─── Extracted information ───

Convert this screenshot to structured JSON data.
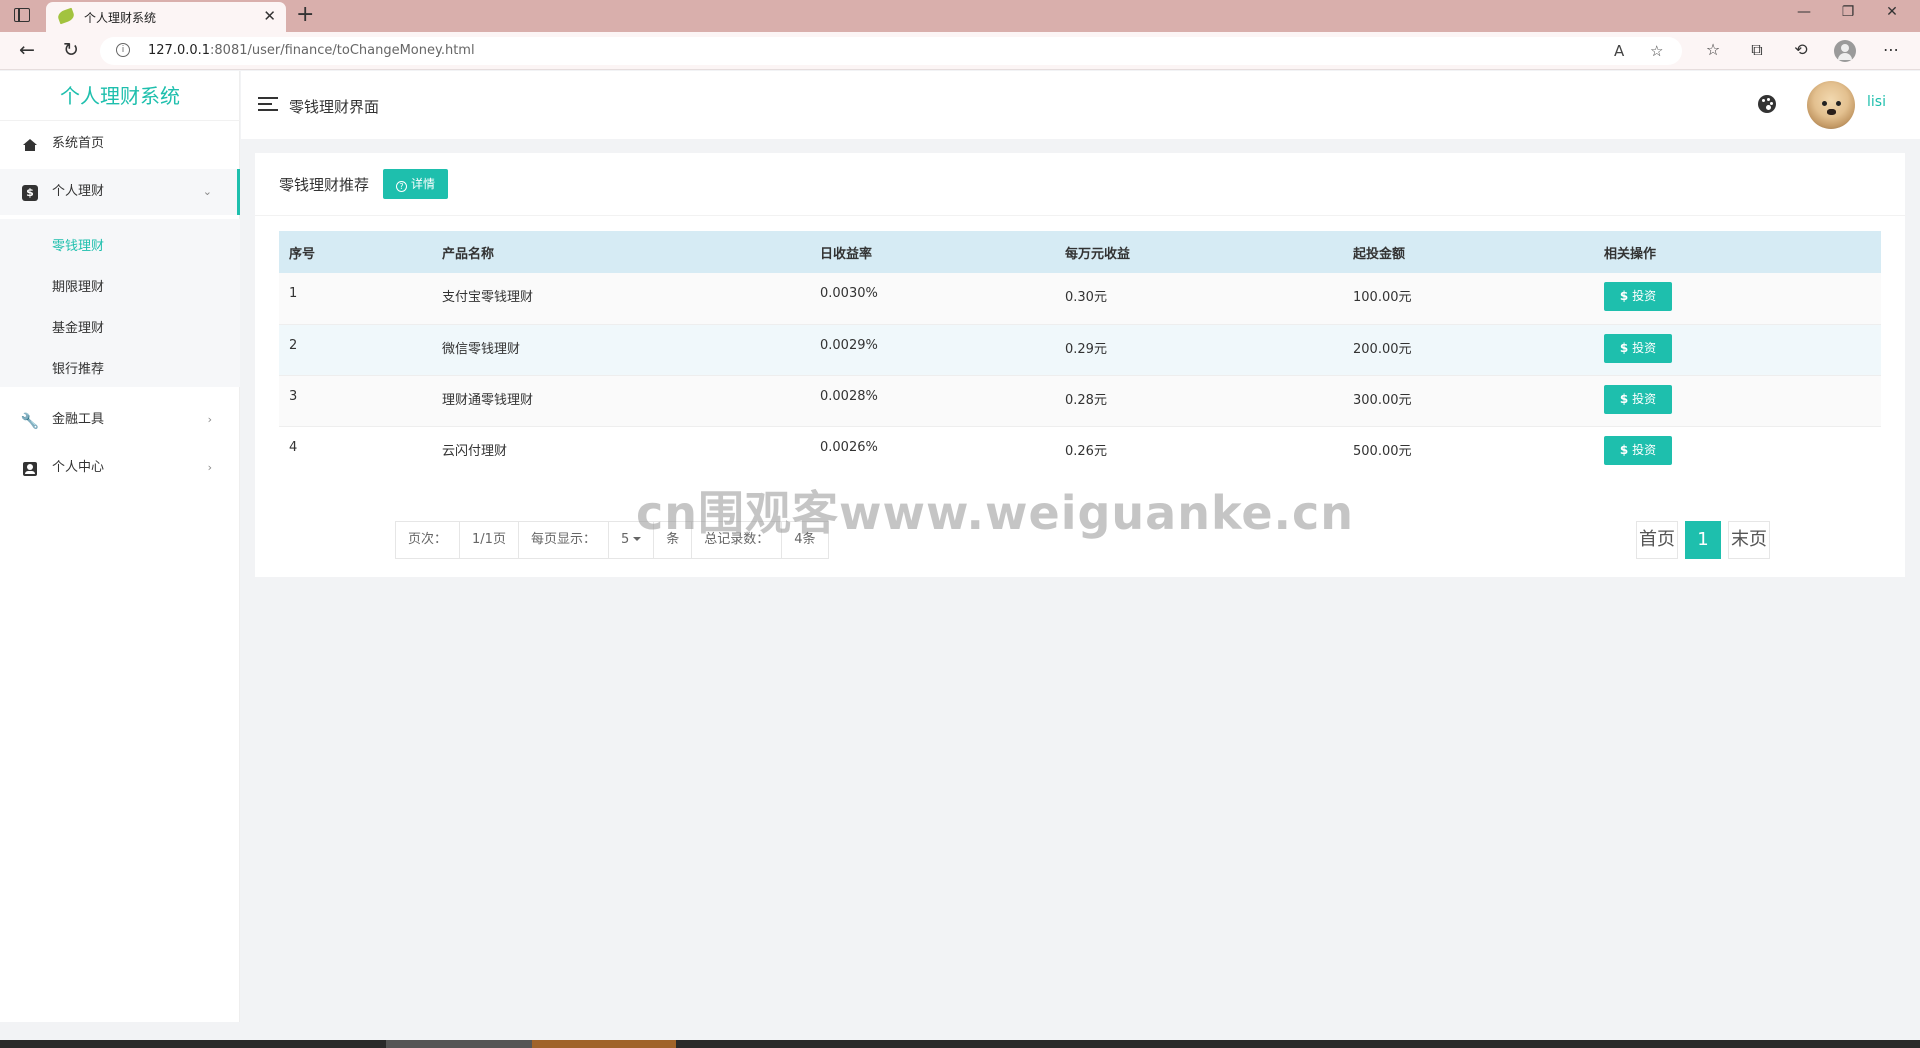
{
  "browser": {
    "tab_title": "个人理财系统",
    "url_host": "127.0.0.1",
    "url_rest": ":8081/user/finance/toChangeMoney.html"
  },
  "sidebar": {
    "logo": "个人理财系统",
    "items": [
      {
        "label": "系统首页",
        "icon": "home-icon"
      },
      {
        "label": "个人理财",
        "icon": "dollar-icon",
        "open": true
      },
      {
        "label": "金融工具",
        "icon": "wrench-icon"
      },
      {
        "label": "个人中心",
        "icon": "user-card-icon"
      }
    ],
    "sub_items": [
      {
        "label": "零钱理财",
        "active": true
      },
      {
        "label": "期限理财"
      },
      {
        "label": "基金理财"
      },
      {
        "label": "银行推荐"
      }
    ]
  },
  "header": {
    "title": "零钱理财界面",
    "username": "lisi"
  },
  "card": {
    "title": "零钱理财推荐",
    "detail_label": "详情",
    "columns": [
      "序号",
      "产品名称",
      "日收益率",
      "每万元收益",
      "起投金额",
      "相关操作"
    ],
    "rows": [
      {
        "id": "1",
        "name": "支付宝零钱理财",
        "rate": "0.0030%",
        "per_10k": "0.30元",
        "min": "100.00元"
      },
      {
        "id": "2",
        "name": "微信零钱理财",
        "rate": "0.0029%",
        "per_10k": "0.29元",
        "min": "200.00元"
      },
      {
        "id": "3",
        "name": "理财通零钱理财",
        "rate": "0.0028%",
        "per_10k": "0.28元",
        "min": "300.00元"
      },
      {
        "id": "4",
        "name": "云闪付理财",
        "rate": "0.0026%",
        "per_10k": "0.26元",
        "min": "500.00元"
      }
    ],
    "invest_label": "投资",
    "invest_symbol": "$"
  },
  "pagination": {
    "page_label": "页次：",
    "page_value": "1/1页",
    "per_page_label": "每页显示：",
    "per_page_value": "5",
    "per_page_unit": "条",
    "total_label": "总记录数：",
    "total_value": "4条",
    "first": "首页",
    "current": "1",
    "last": "末页"
  },
  "watermark": "cn围观客www.weiguanke.cn",
  "colors": {
    "accent": "#1ebfad",
    "table_header": "#d6ebf4"
  }
}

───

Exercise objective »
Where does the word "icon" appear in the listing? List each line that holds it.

Result below »
        "icon": "home-icon"
        "icon": "dollar-icon",
        "icon": "wrench-icon"
        "icon": "user-card-icon"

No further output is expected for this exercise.